▶ **What you should do**:
Each line in the listing below that contains "文本等值判断" should be returned.

▶ **Exercise data**:
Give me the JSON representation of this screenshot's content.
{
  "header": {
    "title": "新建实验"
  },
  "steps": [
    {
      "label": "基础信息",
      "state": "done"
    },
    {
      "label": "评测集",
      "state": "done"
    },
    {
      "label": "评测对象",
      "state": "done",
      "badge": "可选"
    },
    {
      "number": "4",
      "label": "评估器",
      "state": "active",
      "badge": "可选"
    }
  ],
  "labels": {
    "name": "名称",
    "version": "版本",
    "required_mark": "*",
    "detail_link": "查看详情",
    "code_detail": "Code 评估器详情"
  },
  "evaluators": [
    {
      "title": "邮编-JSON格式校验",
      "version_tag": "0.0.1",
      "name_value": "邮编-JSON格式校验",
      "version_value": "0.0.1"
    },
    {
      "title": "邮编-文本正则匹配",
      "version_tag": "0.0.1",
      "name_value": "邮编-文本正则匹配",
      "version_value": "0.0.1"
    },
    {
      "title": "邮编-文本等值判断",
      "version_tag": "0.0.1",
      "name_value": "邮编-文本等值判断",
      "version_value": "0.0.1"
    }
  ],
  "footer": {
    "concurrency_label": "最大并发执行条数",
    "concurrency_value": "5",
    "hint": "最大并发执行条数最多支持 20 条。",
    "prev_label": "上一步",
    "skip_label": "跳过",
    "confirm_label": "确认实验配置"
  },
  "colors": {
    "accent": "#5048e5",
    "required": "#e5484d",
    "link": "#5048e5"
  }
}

▶ **Solution**:
      "title": "邮编-文本等值判断",
      "name_value": "邮编-文本等值判断",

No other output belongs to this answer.